» **What is expected**
Please set down the entire listing exactly.

» **Entries provided**
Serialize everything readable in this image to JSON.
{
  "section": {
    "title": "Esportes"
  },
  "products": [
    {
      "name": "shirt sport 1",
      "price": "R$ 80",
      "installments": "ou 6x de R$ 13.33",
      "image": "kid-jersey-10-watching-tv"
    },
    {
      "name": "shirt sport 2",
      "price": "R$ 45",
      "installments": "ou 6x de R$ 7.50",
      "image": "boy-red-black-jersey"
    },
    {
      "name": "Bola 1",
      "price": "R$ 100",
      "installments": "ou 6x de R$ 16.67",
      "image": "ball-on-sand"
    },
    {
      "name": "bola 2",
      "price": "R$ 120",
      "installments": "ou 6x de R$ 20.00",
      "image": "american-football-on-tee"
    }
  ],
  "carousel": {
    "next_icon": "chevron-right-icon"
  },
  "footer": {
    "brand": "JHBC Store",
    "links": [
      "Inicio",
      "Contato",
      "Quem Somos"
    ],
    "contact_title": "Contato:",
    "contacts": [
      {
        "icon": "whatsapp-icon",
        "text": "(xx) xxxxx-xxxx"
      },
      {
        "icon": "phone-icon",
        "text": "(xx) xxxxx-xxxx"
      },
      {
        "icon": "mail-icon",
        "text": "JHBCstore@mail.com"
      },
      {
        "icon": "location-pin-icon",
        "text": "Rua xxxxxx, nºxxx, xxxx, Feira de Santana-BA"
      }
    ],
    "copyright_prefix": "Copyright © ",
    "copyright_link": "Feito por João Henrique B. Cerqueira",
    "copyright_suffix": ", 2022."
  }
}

» **Task answer**
Serialize everything readable in this image to JSON.
{
  "section": {
    "title": "Esportes"
  },
  "products": [
    {
      "name": "shirt sport 1",
      "price": "R$ 80",
      "installments": "ou 6x de R$ 13.33",
      "image": "kid-jersey-10-watching-tv"
    },
    {
      "name": "shirt sport 2",
      "price": "R$ 45",
      "installments": "ou 6x de R$ 7.50",
      "image": "boy-red-black-jersey"
    },
    {
      "name": "Bola 1",
      "price": "R$ 100",
      "installments": "ou 6x de R$ 16.67",
      "image": "ball-on-sand"
    },
    {
      "name": "bola 2",
      "price": "R$ 120",
      "installments": "ou 6x de R$ 20.00",
      "image": "american-football-on-tee"
    }
  ],
  "carousel": {
    "next_icon": "chevron-right-icon"
  },
  "footer": {
    "brand": "JHBC Store",
    "links": [
      "Inicio",
      "Contato",
      "Quem Somos"
    ],
    "contact_title": "Contato:",
    "contacts": [
      {
        "icon": "whatsapp-icon",
        "text": "(xx) xxxxx-xxxx"
      },
      {
        "icon": "phone-icon",
        "text": "(xx) xxxxx-xxxx"
      },
      {
        "icon": "mail-icon",
        "text": "JHBCstore@mail.com"
      },
      {
        "icon": "location-pin-icon",
        "text": "Rua xxxxxx, nºxxx, xxxx, Feira de Santana-BA"
      }
    ],
    "copyright_prefix": "Copyright © ",
    "copyright_link": "Feito por João Henrique B. Cerqueira",
    "copyright_suffix": ", 2022."
  }
}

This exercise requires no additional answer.